On the centenary of its last public appearance in the UK, The Blue Boy by Thomas Gainsborough returns to the National Gallery. The work is now owned by the Huntington Library, Art Museum, and Botanical Gardens in San Marino, California where it has been on display for the past century.
This spectacular, enigmatic, full-length portrait was created during Gainsborough’s time in Bath (1759– 74), a period when the artist’s style and practice changed dramatically in response to his patrons’ tastes and expectations.
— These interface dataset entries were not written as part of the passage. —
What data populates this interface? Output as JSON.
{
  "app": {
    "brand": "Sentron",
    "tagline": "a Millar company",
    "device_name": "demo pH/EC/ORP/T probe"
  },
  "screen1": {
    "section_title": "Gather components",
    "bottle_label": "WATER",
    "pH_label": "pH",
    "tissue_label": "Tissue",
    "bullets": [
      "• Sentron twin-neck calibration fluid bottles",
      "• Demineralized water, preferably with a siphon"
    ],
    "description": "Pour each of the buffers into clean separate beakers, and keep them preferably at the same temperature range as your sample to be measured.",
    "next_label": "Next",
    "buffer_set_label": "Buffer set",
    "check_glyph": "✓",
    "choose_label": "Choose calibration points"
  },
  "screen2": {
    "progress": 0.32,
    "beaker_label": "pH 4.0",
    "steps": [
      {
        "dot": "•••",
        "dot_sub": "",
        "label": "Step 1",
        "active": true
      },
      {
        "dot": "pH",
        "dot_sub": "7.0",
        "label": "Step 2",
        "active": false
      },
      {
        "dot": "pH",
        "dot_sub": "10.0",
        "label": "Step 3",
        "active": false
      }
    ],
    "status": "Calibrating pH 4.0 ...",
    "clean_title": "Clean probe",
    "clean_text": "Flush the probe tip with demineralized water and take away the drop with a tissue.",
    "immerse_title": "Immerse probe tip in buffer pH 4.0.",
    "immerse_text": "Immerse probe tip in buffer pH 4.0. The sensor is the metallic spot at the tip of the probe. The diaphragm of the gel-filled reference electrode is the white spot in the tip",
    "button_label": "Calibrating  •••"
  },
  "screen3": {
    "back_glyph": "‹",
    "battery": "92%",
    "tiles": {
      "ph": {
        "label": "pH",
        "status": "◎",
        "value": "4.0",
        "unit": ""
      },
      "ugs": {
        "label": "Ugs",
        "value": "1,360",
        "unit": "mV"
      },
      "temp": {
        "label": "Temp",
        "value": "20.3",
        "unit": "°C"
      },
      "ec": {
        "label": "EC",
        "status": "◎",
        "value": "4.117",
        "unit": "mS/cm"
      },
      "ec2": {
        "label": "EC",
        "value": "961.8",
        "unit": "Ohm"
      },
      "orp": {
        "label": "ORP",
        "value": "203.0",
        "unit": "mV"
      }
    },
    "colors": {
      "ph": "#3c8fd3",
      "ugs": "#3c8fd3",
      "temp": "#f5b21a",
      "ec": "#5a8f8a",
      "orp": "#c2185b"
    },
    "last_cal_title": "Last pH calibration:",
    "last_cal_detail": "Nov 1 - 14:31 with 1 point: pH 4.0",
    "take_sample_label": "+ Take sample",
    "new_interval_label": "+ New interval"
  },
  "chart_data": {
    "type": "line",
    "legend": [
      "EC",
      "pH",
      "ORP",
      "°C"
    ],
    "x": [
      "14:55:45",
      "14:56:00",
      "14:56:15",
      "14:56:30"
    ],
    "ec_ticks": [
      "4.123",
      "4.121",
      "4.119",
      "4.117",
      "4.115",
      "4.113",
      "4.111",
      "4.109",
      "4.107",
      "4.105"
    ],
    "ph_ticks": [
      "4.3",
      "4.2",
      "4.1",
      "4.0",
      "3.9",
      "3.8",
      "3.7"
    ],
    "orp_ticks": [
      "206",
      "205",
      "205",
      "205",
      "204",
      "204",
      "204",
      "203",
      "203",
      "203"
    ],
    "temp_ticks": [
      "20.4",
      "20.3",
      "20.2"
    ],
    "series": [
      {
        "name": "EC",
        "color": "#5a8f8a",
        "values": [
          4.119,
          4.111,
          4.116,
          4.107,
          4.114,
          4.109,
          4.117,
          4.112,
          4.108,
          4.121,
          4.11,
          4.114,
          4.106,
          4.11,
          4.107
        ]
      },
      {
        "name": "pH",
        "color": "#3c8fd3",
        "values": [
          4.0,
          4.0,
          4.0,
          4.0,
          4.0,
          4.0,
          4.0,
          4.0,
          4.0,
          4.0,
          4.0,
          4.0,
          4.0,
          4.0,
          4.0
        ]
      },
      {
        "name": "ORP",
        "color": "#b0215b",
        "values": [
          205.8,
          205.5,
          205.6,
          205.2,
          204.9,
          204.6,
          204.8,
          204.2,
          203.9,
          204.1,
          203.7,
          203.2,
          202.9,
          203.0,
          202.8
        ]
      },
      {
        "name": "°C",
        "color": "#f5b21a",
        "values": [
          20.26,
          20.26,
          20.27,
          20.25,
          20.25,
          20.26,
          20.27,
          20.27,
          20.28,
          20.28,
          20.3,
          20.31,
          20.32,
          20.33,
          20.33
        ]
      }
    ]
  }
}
He did not travel abroad but instead benefitted from studying and copying the works of past masters in prestigious collections, particularly those by the Flemish artist Sir Anthony van Dyck (1599–1641), working some 100 years earlier.
The free exhibition in Room 46 will see The Blue Boy shown alongside a select group of paintings that demonstrate Gainsborough’s ongoing interest in Van Dyck’s paintings, particularly in regard to colour and composition. Van Dyck popularised the ‘grand manner’ of full-length portraiture in Britain, and by the 18th century, he epitomised the height of artistic achievement: a ‘celebrity’ painter honoured by the royal family and known for his extraordinary ability. He was also popular among Gainsborough’s patrons, who often donned ‘Van Dyck’ costume, like the sitter in The Blue Boy, to pose for portraits. Gainsborough aspired to such a reputation and sought to understand Van Dyck’s painterly technique, making several copies after the earlier artist’s work. By referencing Van Dyck, Gainsborough deliberately established himself in this great lineage of European artists.
|Duration||25 January 2022 - 15 May 2022|
|Times||daily 10am–6pm and Friday until 9pm|
|Cost||Free - advance booking required|
|Address||Trafalgar Square, London, WC2N 5DN|
|Contact||2077472885 / email@example.com / www.nationalgallery.org.uk|